“I have yet to have wanted to be a poet in the way I have wanted fifty dollars or to leave America.”

Before leaving the United States for Paris and finally landing in Stockholm, Faraone was deeply affected by the work of songwriters like David Berman (The Silver Jews), Dan Bejar (Destroyer) and Bill Callahan (Smog). This lyrically driven influence continued to develop during his association with the literary lo-folk scene in Paris, which drew him closer to the nerve of songwriters like Jeffery Lewis and David Dondero. But it was not until Faraone met Tom Skantze and Robin Af Ekenstam in Stockholm that his words began to live in the lush melodies of a starker climate.

These playful melodies, recalling Built to Spill and Björn Olsson, ceaselessly mess with expectation. From a house out of an Ingmar Bergman film, with a view that looks away from America, Faraone decides to write about electric cigarettes, the cover band of a child star, and a drinking contest between himself and a sick friend. Such writing undermines and underpins the inescapability of its culture. Even when a Barbarisms song pictures America like a vast highway snaking through a shopping mall, it remains full of the nostalgic compulsion of a road trip song, pushing headlong into a future it longs to miss.

During the composition of this record, the band’s own future became far less certain. But only three months after a tight brush with cancer and the amputation of his right elbow and forearm, Ekenstam rejoined Skantze and Faraone with determination. Together, they constructed a drum-playing prosthetic with tape and kitchen tools. This rough-and-ready transcendence beats through each Barbarisms song, some of which were recorded with a drumstick stuck to a spatula.
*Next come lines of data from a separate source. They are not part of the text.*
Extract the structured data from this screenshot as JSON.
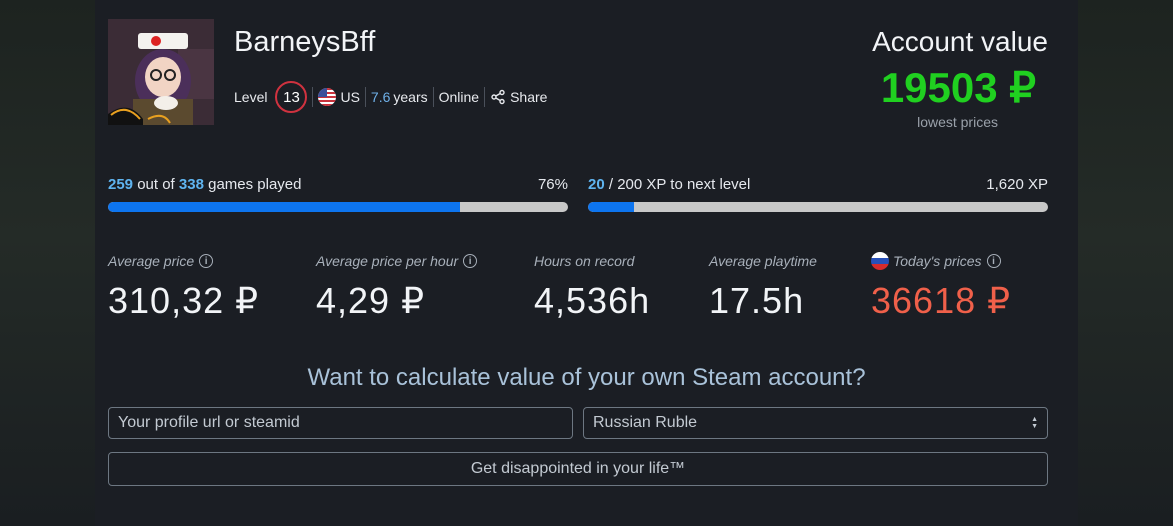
{
  "profile": {
    "username": "BarneysBff",
    "level_label": "Level",
    "level": "13",
    "country": "US",
    "years_number": "7.6",
    "years_label": "years",
    "status": "Online",
    "share_label": "Share"
  },
  "account": {
    "title": "Account value",
    "value": "19503 ₽",
    "note": "lowest prices",
    "value_color": "#20d020"
  },
  "progress": {
    "games": {
      "played": "259",
      "mid_text": " out of ",
      "total": "338",
      "end_text": " games played",
      "percent_label": "76%",
      "fraction": 0.766
    },
    "xp": {
      "current": "20",
      "rest_text": " / 200 XP to next level",
      "total_label": "1,620 XP",
      "fraction": 0.1
    },
    "bar_color": "#0d75f0"
  },
  "stats": [
    {
      "label": "Average price",
      "value": "310,32 ₽"
    },
    {
      "label": "Average price per hour",
      "value": "4,29 ₽"
    },
    {
      "label": "Hours on record",
      "value": "4,536h"
    },
    {
      "label": "Average playtime",
      "value": "17.5h"
    },
    {
      "label": "Today's prices",
      "value": "36618 ₽",
      "value_color": "#f0604a"
    }
  ],
  "calculator": {
    "heading": "Want to calculate value of your own Steam account?",
    "input_placeholder": "Your profile url or steamid",
    "currency_selected": "Russian Ruble",
    "button_label": "Get disappointed in your life™"
  }
}
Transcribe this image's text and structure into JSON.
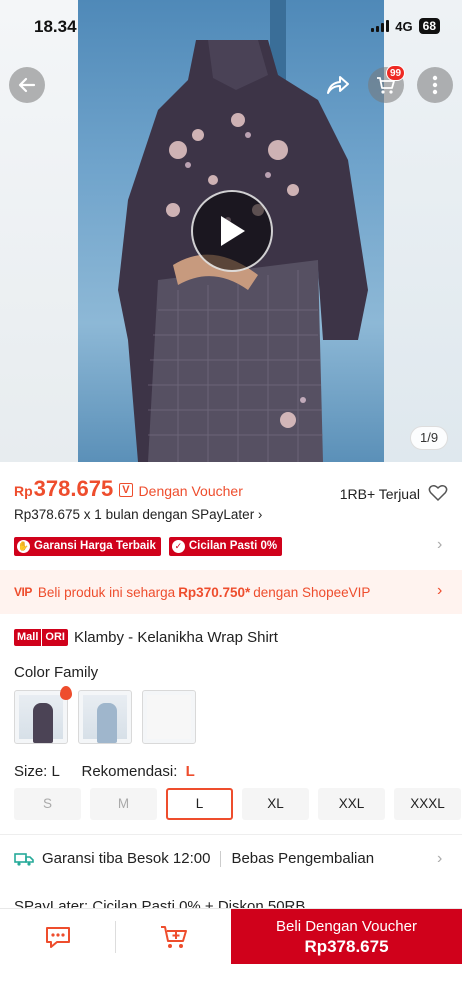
{
  "status_bar": {
    "time": "18.34",
    "network": "4G",
    "battery": "68"
  },
  "header": {
    "cart_count": "99",
    "image_counter": "1/9"
  },
  "price": {
    "currency": "Rp",
    "value": "378.675",
    "voucher_icon": "V",
    "note": "Dengan Voucher",
    "sold": "1RB+ Terjual",
    "spaylater": "Rp378.675 x 1 bulan dengan SPayLater ›"
  },
  "badges": [
    {
      "label": "Garansi Harga Terbaik",
      "icon": "hand-icon"
    },
    {
      "label": "Cicilan Pasti 0%",
      "icon": "check-icon"
    }
  ],
  "vip": {
    "tag": "VIP",
    "prefix": "Beli produk ini seharga",
    "price": "Rp370.750*",
    "suffix": "dengan ShopeeVIP"
  },
  "product": {
    "mall_label": "Mall",
    "ori_label": "ORI",
    "title": "Klamby - Kelanikha Wrap Shirt"
  },
  "variation": {
    "label": "Color Family",
    "size_label": "Size:",
    "size_selected": "L",
    "recommend_label": "Rekomendasi:",
    "recommend_value": "L",
    "sizes": [
      "S",
      "M",
      "L",
      "XL",
      "XXL",
      "XXXL"
    ]
  },
  "shipping": {
    "label": "Garansi tiba Besok 12:00",
    "returns": "Bebas Pengembalian"
  },
  "spaylater_row": "SPayLater: Cicilan Pasti 0% + Diskon 50RB",
  "bottom_bar": {
    "buy_line1": "Beli Dengan Voucher",
    "buy_line2": "Rp378.675"
  },
  "colors": {
    "accent": "#ee4d2d",
    "mall_red": "#d0011b"
  }
}
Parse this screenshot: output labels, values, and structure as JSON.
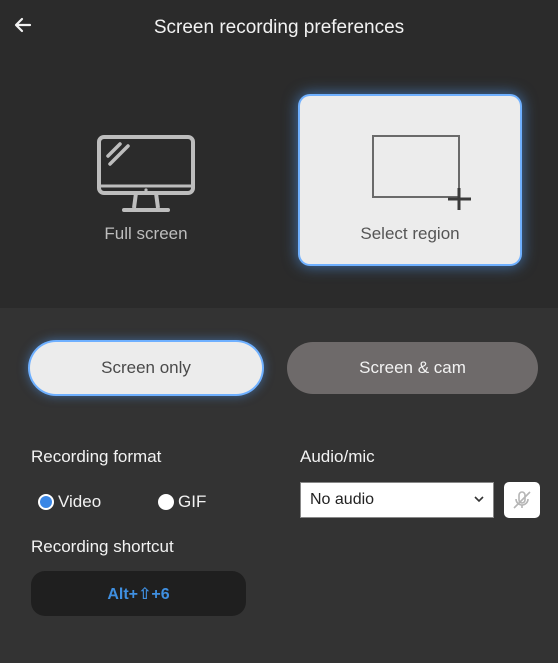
{
  "header": {
    "title": "Screen recording preferences",
    "back_icon": "arrow-left-icon"
  },
  "modes": {
    "full_screen": {
      "label": "Full screen",
      "icon": "monitor-icon",
      "selected": false
    },
    "select_region": {
      "label": "Select region",
      "icon": "region-plus-icon",
      "selected": true
    }
  },
  "capture": {
    "screen_only": {
      "label": "Screen only",
      "selected": true
    },
    "screen_cam": {
      "label": "Screen & cam",
      "selected": false
    }
  },
  "format": {
    "label": "Recording format",
    "options": [
      {
        "label": "Video",
        "selected": true
      },
      {
        "label": "GIF",
        "selected": false
      }
    ]
  },
  "shortcut": {
    "label": "Recording shortcut",
    "keys": "Alt+⇧+6"
  },
  "audio": {
    "label": "Audio/mic",
    "selected": "No audio",
    "mic_icon": "mic-off-icon"
  },
  "colors": {
    "accent": "#3a87e6",
    "glow": "#6fb0ff",
    "panel": "#2b2b2b",
    "background": "#333333"
  }
}
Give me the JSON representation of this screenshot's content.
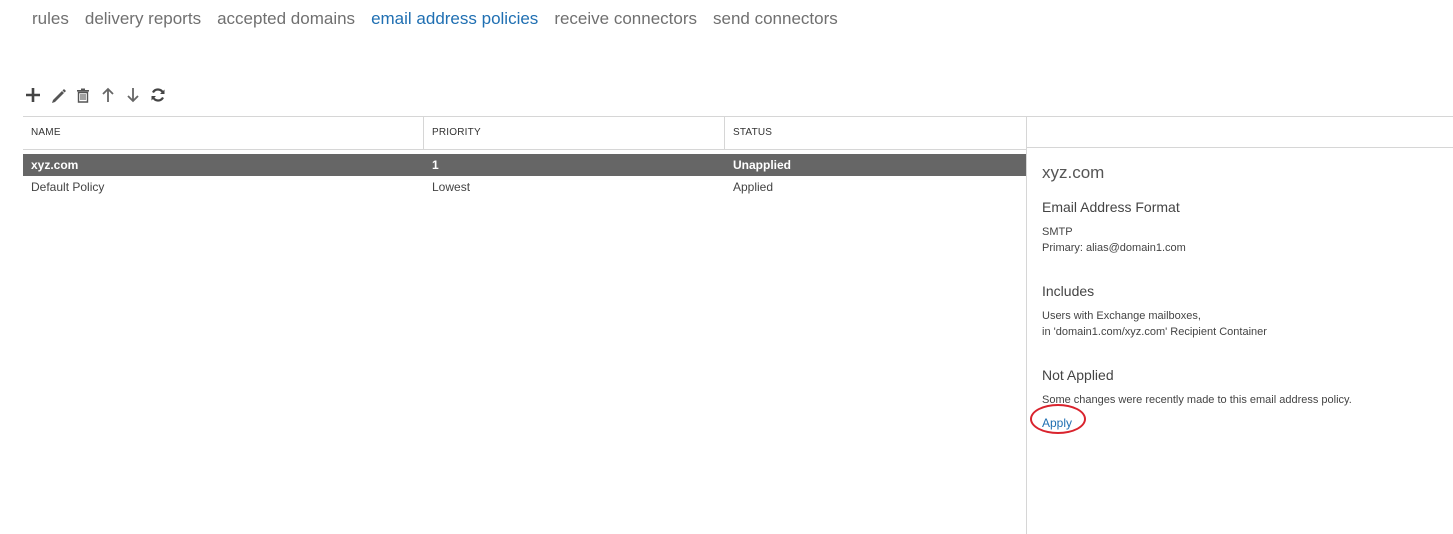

“Recesses unlimited have made me their salesman”, sings Faraone, “and I am inviting you over just to show you that business is good.” Such lines leap from this record in flashes of fear and elation. The result is a living record that invites and challenges its invited.